---------- GIVEN ENTRIES ----------

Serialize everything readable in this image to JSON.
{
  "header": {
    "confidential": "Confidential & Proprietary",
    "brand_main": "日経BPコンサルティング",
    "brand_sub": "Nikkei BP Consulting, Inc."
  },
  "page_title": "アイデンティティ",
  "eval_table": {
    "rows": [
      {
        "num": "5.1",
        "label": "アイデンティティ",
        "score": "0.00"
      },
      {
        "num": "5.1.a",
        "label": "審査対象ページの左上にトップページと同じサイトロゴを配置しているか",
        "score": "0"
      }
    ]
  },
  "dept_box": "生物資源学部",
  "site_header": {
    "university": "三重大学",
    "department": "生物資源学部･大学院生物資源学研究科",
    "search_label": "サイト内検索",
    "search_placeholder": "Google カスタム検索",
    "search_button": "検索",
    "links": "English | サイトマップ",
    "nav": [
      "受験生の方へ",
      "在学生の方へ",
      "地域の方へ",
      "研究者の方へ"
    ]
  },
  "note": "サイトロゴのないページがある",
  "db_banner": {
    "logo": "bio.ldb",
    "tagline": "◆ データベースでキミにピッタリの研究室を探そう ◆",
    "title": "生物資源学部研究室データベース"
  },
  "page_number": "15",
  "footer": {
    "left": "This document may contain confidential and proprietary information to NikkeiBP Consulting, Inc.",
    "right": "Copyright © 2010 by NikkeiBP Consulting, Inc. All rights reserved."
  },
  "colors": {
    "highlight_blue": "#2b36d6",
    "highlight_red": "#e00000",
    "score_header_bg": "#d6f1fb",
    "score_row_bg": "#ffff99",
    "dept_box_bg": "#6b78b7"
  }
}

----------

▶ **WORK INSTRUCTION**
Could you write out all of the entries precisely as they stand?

▶ **SOLUTION FOR THIS EXERCISE**
Serialize everything readable in this image to JSON.
{
  "header": {
    "confidential": "Confidential & Proprietary",
    "brand_main": "日経BPコンサルティング",
    "brand_sub": "Nikkei BP Consulting, Inc."
  },
  "page_title": "アイデンティティ",
  "eval_table": {
    "rows": [
      {
        "num": "5.1",
        "label": "アイデンティティ",
        "score": "0.00"
      },
      {
        "num": "5.1.a",
        "label": "審査対象ページの左上にトップページと同じサイトロゴを配置しているか",
        "score": "0"
      }
    ]
  },
  "dept_box": "生物資源学部",
  "site_header": {
    "university": "三重大学",
    "department": "生物資源学部･大学院生物資源学研究科",
    "search_label": "サイト内検索",
    "search_placeholder": "Google カスタム検索",
    "search_button": "検索",
    "links": "English | サイトマップ",
    "nav": [
      "受験生の方へ",
      "在学生の方へ",
      "地域の方へ",
      "研究者の方へ"
    ]
  },
  "note": "サイトロゴのないページがある",
  "db_banner": {
    "logo": "bio.ldb",
    "tagline": "◆ データベースでキミにピッタリの研究室を探そう ◆",
    "title": "生物資源学部研究室データベース"
  },
  "page_number": "15",
  "footer": {
    "left": "This document may contain confidential and proprietary information to NikkeiBP Consulting, Inc.",
    "right": "Copyright © 2010 by NikkeiBP Consulting, Inc. All rights reserved."
  },
  "colors": {
    "highlight_blue": "#2b36d6",
    "highlight_red": "#e00000",
    "score_header_bg": "#d6f1fb",
    "score_row_bg": "#ffff99",
    "dept_box_bg": "#6b78b7"
  }
}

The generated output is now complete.